Date of this Version

Winter 12-4-2009


A DISSERTATION Presented to the Faculty of The Graduate College at the University of Nebraska In Partial Fulfillment of Requirements For the Degree of Doctor of Philosophy, Major: Entomology; Under the Supervision of Professors Gary L. Hein and Stephen D. Danielson
Lincoln, Nebraska: December, 2009
Copyright (c) 2009 Abby R. Stilwell


The wheat curl mite (WCM), Aceria tosichella Keifer, transmits three viruses to winter wheat: wheat streak mosaic virus, High Plains virus, and Triticum mosaic virus. This virus complex causes yellowing of the foliage and stunting of plants. WCMs disperse by wind, and an increased understanding of mite movement and subsequent virus spread is necessary in determining the risk of serious virus infections in winter wheat. These risk parameters will help growers make better decisions regarding WCM management. The objectives of this study were to evaluate the capabilities of remote sensing to identify virus infected plants and to establish the potential of using remote sensing to track virus spread and consequently, mite movement.

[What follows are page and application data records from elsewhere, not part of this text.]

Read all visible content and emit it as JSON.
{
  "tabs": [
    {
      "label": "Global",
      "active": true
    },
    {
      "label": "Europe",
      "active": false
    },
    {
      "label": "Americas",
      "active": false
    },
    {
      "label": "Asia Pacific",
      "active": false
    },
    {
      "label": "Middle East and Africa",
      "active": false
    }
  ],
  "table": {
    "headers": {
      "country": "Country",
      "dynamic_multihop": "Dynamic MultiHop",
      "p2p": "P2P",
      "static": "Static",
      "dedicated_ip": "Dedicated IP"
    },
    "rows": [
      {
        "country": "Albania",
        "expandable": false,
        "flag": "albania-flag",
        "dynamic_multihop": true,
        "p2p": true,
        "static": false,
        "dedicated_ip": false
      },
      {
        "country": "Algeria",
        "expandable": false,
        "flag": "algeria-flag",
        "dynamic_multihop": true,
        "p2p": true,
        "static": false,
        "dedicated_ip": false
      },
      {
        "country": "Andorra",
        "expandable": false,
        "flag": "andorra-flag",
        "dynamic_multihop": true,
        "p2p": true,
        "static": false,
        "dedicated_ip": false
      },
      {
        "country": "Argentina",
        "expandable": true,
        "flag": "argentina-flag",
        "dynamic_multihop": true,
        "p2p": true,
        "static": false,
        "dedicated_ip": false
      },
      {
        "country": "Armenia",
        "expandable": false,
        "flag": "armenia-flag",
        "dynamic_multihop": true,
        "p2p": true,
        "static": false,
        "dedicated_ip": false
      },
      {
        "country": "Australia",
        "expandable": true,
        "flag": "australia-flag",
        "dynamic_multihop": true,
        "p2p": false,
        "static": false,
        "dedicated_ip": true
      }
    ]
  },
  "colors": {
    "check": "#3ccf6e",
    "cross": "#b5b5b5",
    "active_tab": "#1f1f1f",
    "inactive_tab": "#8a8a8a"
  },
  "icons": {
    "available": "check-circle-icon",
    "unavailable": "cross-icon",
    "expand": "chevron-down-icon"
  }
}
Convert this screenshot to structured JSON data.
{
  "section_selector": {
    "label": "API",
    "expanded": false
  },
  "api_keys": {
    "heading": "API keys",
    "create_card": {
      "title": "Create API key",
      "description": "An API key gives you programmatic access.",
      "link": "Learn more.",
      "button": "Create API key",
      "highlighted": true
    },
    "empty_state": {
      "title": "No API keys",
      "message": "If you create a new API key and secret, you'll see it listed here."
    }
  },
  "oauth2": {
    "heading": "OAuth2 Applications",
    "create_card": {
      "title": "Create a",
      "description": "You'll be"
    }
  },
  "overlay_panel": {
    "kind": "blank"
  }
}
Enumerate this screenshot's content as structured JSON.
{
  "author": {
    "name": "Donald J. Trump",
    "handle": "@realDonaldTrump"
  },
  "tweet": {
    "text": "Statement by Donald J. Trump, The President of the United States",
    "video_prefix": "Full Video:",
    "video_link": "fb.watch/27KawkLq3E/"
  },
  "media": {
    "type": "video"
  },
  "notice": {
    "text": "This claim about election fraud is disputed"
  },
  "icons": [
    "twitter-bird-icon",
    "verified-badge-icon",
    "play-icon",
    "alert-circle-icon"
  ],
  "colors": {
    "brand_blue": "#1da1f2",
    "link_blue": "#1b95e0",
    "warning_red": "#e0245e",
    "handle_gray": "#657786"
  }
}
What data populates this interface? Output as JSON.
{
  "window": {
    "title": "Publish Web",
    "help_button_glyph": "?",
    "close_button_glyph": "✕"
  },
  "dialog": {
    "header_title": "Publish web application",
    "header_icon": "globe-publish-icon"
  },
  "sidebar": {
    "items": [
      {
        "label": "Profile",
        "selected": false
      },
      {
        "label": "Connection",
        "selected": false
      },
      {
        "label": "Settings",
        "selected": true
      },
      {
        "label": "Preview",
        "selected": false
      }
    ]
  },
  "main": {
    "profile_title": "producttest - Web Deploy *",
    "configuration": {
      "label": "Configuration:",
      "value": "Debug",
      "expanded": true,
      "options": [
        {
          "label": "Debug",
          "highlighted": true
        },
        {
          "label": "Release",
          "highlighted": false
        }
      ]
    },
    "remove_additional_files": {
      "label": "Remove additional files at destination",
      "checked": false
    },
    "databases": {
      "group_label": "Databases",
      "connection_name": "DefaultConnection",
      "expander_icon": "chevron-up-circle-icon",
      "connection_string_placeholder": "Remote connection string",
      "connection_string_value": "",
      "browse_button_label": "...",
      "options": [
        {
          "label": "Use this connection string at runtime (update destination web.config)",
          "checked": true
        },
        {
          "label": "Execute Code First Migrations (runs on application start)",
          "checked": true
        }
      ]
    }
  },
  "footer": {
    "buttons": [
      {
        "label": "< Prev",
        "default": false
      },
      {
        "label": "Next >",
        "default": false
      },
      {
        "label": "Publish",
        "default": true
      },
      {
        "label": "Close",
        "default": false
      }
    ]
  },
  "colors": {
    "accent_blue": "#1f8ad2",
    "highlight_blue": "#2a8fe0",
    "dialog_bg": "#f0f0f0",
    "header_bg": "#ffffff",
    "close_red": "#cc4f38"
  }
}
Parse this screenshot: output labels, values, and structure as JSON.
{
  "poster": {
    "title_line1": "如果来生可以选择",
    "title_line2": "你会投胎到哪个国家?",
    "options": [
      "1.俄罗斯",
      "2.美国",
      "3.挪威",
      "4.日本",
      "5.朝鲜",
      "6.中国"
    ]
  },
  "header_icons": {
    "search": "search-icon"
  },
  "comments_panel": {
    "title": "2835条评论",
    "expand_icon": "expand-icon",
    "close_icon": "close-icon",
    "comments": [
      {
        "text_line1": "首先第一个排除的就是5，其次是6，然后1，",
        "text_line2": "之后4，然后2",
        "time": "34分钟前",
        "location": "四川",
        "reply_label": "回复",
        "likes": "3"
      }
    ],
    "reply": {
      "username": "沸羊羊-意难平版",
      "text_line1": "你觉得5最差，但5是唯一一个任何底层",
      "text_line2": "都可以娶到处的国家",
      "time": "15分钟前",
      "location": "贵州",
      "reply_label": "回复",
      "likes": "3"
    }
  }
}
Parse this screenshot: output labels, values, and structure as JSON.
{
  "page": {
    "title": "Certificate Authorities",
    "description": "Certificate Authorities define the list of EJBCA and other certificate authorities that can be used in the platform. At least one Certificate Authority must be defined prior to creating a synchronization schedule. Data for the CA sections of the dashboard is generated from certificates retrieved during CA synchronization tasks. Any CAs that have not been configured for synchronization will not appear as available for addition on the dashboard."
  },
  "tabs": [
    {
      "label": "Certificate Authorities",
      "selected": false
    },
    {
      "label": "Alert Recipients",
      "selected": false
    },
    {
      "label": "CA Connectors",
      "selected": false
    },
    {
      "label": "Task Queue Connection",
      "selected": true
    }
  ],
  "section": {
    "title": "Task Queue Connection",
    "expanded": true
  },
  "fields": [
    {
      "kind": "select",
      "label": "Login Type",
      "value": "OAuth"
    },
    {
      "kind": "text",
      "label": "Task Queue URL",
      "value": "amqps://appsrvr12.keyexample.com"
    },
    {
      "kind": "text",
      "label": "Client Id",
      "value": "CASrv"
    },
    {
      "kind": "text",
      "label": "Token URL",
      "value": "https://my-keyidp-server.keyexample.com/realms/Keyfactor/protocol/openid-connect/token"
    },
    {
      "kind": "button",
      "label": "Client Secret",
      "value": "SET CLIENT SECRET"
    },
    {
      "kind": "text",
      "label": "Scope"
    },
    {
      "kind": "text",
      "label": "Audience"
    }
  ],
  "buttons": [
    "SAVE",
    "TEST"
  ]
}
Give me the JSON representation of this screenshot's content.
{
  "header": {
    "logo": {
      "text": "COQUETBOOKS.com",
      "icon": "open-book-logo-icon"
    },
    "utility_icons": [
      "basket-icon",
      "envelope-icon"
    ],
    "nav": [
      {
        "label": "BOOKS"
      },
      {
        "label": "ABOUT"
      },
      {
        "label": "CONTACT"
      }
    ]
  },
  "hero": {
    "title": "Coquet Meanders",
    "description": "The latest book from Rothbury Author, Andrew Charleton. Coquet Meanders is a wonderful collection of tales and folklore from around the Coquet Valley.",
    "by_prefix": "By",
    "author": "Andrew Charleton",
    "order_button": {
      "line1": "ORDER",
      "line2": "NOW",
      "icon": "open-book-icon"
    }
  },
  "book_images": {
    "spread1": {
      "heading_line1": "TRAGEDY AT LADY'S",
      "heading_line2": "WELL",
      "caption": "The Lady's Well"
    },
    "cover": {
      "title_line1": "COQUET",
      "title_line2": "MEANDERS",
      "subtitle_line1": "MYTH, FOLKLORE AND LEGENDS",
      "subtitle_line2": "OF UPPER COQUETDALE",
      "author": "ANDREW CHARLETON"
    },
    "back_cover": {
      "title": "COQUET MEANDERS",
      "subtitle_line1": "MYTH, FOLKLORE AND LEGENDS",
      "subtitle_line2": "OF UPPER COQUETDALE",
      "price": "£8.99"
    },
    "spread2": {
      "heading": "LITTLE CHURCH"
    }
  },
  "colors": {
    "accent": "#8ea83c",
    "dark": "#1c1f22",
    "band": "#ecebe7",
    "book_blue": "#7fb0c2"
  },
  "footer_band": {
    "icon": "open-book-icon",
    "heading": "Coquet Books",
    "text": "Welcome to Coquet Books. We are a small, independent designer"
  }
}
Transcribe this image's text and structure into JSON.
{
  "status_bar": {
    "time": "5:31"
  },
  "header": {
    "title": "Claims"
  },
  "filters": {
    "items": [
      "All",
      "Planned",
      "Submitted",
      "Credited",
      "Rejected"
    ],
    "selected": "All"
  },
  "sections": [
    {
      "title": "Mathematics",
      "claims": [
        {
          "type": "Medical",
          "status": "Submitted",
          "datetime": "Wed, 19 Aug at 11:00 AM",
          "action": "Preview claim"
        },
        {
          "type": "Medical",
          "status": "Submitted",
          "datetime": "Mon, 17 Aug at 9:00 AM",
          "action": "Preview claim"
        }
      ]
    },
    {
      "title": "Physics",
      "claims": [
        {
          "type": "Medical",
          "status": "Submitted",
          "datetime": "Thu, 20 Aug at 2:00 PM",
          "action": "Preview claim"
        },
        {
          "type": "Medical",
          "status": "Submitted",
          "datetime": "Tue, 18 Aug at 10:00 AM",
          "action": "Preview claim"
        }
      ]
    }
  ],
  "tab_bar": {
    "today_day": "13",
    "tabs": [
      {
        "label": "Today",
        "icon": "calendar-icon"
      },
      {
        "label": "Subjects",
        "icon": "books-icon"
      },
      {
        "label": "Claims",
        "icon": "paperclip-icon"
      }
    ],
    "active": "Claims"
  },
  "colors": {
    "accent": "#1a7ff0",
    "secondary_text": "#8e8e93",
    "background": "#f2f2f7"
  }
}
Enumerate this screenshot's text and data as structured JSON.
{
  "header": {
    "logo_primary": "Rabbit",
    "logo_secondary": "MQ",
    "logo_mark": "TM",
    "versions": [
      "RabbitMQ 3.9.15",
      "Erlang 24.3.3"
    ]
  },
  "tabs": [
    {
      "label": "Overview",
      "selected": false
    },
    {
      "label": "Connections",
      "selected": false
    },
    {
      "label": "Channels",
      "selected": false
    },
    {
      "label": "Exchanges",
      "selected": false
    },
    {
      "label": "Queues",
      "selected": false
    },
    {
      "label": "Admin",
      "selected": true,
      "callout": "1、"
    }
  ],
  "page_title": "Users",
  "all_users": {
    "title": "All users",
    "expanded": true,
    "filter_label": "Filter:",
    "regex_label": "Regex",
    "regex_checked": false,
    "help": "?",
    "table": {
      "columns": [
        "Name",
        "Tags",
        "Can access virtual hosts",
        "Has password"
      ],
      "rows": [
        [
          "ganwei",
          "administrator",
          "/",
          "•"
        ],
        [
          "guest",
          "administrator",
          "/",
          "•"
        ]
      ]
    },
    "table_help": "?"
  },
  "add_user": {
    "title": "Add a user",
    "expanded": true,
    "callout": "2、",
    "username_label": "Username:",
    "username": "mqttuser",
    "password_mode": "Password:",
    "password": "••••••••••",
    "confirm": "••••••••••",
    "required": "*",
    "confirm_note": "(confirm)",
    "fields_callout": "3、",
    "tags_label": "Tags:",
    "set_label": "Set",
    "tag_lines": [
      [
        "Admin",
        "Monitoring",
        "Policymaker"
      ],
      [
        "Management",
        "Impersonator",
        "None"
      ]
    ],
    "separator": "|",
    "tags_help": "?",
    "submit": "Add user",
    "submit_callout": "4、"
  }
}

Although the WCM is small and very hard to track, the viruses it vectors produce symptoms that can be detected with remote sensing. Field plots of simulated volunteer wheat were established between 2006 and 2009, infested with WCMs, and spread mites and virus into adjacent winter wheat. The virus gradients created by WCM movement allowed for the measurement of mite movement potential with both proximal and aerial remote sensing instruments. The ability to detect WCM-vectored viruses with remote sensing was investigated by comparing vegetation indices calculated from proximal remote sensing data to ground truth data obtained in the field. Of the ten vegetation indices tested, the red edge position (REP) index had the best relationship with ground truth data.

The spatial spread of virus from WCM source plots was modeled with cokriging. Virus symptoms predicted by cokriging occurred in an oval pattern displaced to the southeast. Data from the spatial spread in small plots of this study were used to estimate the potential sphere of influence for volunteer wheat fields.

The impact of thrips on WCM populations was investigated by a series of greenhouse, field, and observational studies. WCM populations in winter wheat increased more slowly when thrips populations were higher, both in the field and in the greenhouse. Two species of thrips, Thrips tabaci Lindeman and Frankliniella occidentalis (Pergande) were observed to feed directly on WCMs. The collective results from this study identify thrips as a regulating factor for WCM populations.